Price Paid: About $300
Wow! As a poor college student, Gore-Tex wasn't an option for me, even at the insanely low prices offered on the clearance rack at my local outfitters'. I needed a waterproof/breathable jacket, however, and after looking around for one that fit my needs (pit zips, a hood, reinforced shoulders, GREAT freedom of movement) and the constraints of my budget, I settled on the Cervino Jacket from Marmot. I'm impressed. It has all the features I want, and it didn't cost me my life's savings. This is one spiffy piece of outerwear.
My only gripe is that the zip-off hood has an annoying tendency to lay flat against the back--and get wedged inbetween me and my pack. I suppose I could roll it up, but I'm lazy and contorting myself around to undo the velcro isn't too fun with a 50 lb. load. So, I've just taken off the hood and I use a rain hat. Problem solved.
I like the breathability that MemBrain offers--they say it allows more moisture to transfer through when you're heating up, and it's true. I have two MemBrain garments (this jacket and a pair of Guide zip-up pants). Both work very well. I'm a very "warm-blooded" person, and this jacket is ALMOST as breathable as TNF's Hydrenaline. It keeps me nice and dry no matter what and the fabric is quieter and more supple than Gore-Tex fabrics generally are. The DWR coating on the outside lost its beading properties rather quickly. But the actual waterproof qualities of the fabric have diminished very little. I suspect some NikWax will rectify the glitches.
Personally, I don't get "Zip-In." The zipper adds extra weight and zipping in a fleece jacket hinders freedom of movement a bit. It also locks you in to having to buy a Marmot insulation layer--rather pricey when you can get the same Polartech from Land's End or REI for a fraction of the cost.
All in all, though, this jacket is great. Everything you need for backpacking and general use without all the whistles and bells of more expensive technical climbing parkas.
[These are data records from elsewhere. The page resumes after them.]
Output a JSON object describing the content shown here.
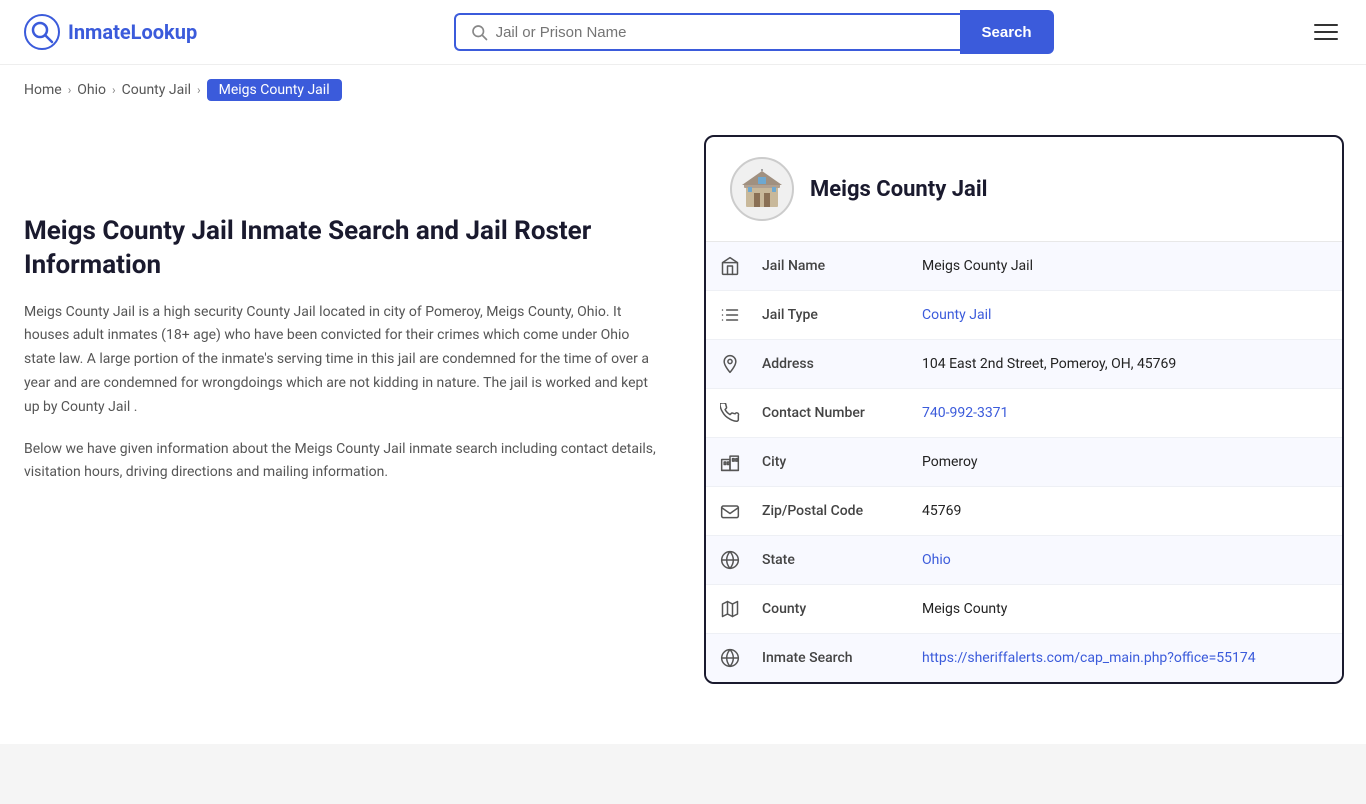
{
  "header": {
    "logo_text_part1": "Inmate",
    "logo_text_part2": "Lookup",
    "search_placeholder": "Jail or Prison Name",
    "search_button_label": "Search",
    "menu_label": "Menu"
  },
  "breadcrumb": {
    "home": "Home",
    "ohio": "Ohio",
    "county_jail": "County Jail",
    "current": "Meigs County Jail"
  },
  "left": {
    "title": "Meigs County Jail Inmate Search and Jail Roster Information",
    "description1": "Meigs County Jail is a high security County Jail located in city of Pomeroy, Meigs County, Ohio. It houses adult inmates (18+ age) who have been convicted for their crimes which come under Ohio state law. A large portion of the inmate's serving time in this jail are condemned for the time of over a year and are condemned for wrongdoings which are not kidding in nature. The jail is worked and kept up by County Jail .",
    "description2": "Below we have given information about the Meigs County Jail inmate search including contact details, visitation hours, driving directions and mailing information."
  },
  "card": {
    "title": "Meigs County Jail",
    "rows": [
      {
        "id": "jail-name",
        "icon": "building",
        "label": "Jail Name",
        "value": "Meigs County Jail",
        "link": null
      },
      {
        "id": "jail-type",
        "icon": "list",
        "label": "Jail Type",
        "value": "County Jail",
        "link": "#"
      },
      {
        "id": "address",
        "icon": "location",
        "label": "Address",
        "value": "104 East 2nd Street, Pomeroy, OH, 45769",
        "link": null
      },
      {
        "id": "contact",
        "icon": "phone",
        "label": "Contact Number",
        "value": "740-992-3371",
        "link": "tel:7409923371"
      },
      {
        "id": "city",
        "icon": "city",
        "label": "City",
        "value": "Pomeroy",
        "link": null
      },
      {
        "id": "zip",
        "icon": "mail",
        "label": "Zip/Postal Code",
        "value": "45769",
        "link": null
      },
      {
        "id": "state",
        "icon": "globe",
        "label": "State",
        "value": "Ohio",
        "link": "#"
      },
      {
        "id": "county",
        "icon": "map",
        "label": "County",
        "value": "Meigs County",
        "link": null
      },
      {
        "id": "inmate-search",
        "icon": "globe2",
        "label": "Inmate Search",
        "value": "https://sheriffalerts.com/cap_main.php?office=55174",
        "link": "https://sheriffalerts.com/cap_main.php?office=55174"
      }
    ]
  }
}
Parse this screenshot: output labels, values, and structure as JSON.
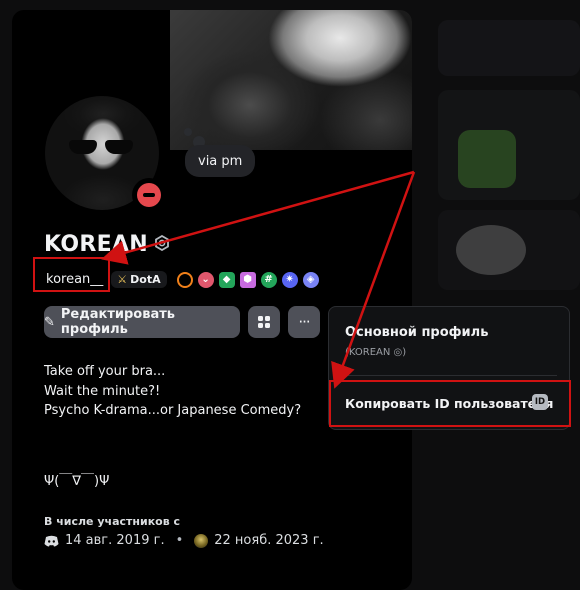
{
  "profile": {
    "display_name": "KOREAN",
    "username": "korean__",
    "guild_tag": "DotA",
    "status_bubble": "via pm",
    "status": "do-not-disturb"
  },
  "actions": {
    "edit_profile_label": "Редактировать профиль",
    "more_label": "···"
  },
  "bio": {
    "lines": [
      "Take off your bra...",
      "Wait the minute?!",
      "Psycho K-drama...or Japanese Comedy?"
    ],
    "kaomoji": "Ψ(￣∇￣)Ψ"
  },
  "membership": {
    "label": "В числе участников с",
    "discord_date": "14 авг. 2019 г.",
    "server_date": "22 нояб. 2023 г."
  },
  "context_menu": {
    "main_profile_label": "Основной профиль",
    "main_profile_sub": "(KOREAN ◎)",
    "copy_id_label": "Копировать ID пользователя",
    "id_chip": "ID"
  },
  "annotation_color": "#d01212"
}
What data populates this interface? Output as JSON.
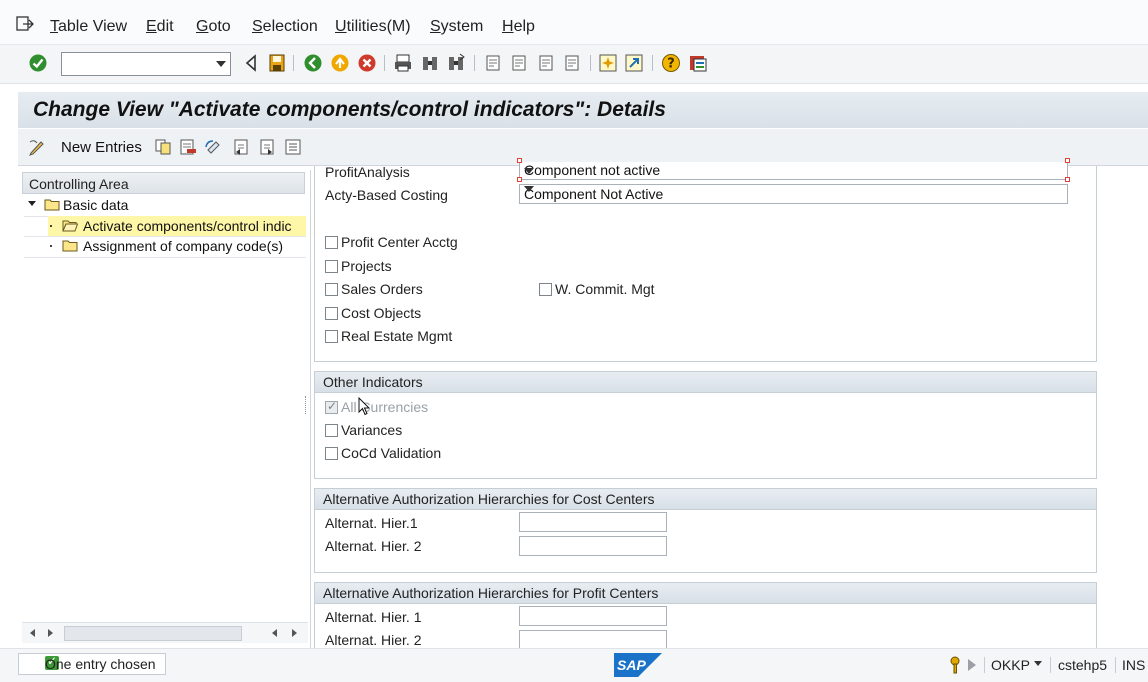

I recommend it to anyone on a budget.
Standard *technical* features - zipoff hood, underarm…
Fabric: MemBrain - their version of waterproof/breathable
Price Paid: $299
Standard *technical* features - zipoff hood, underarm vents, multiple drawcords, strategic pockets, storm flaps, velcro cuffs, reinforced shoulders and wear points - they didn't miss much.
What I really enjoy about this jacket is the feel. It does not have the starchy feel of Gore products, it's soft and not crinkly (dunno about that word?). The DWR off-the-shelf is equal to Gore but it lost the surface beading pretty quickly - two hard outings and a subsequent tumble wash and dry. The double NikWax treatment (their non-detergent wash and the non-aerosol spray) restored the DWR to, what I believe, is a surface which beads more than it did when new. A data point: follow the directions and soak the garment with the spray-on, then tumble dry on low/no heat. This has the effect of not only evening-out the application but also *appears* to nudge the DWR a click higher - your mileage may vary.
Sorry for the digression. The Cervino meets my needs for a flexible piece of outerwear, with the ability to get very warm by zipping in a fleece or wearing it alone in less than arctic conditions. The money I saved by not getting Gore-Tex was applied toward a pair of gloves and that's a good thing. The fit and finish are excellent.
I did return the jacket to the factory to have the fleece zipper system replaced at no cost. Apparently their zipper supplier changed styles on them so my previously purchased fleece did not zip in as advertised. Beware of this issue.
The need to give the jacket the NikWax treatment is not that disasterous. Even my Gore outerwear eventually required that after steam-ironing lost its effectiveness - so I can live with it if the beading is restored - and it is.
On the side of comfort - the feel of the jacket - I give it the nod over my Gore outerwear and that qualifies it as a good thing since it performs well and cost less.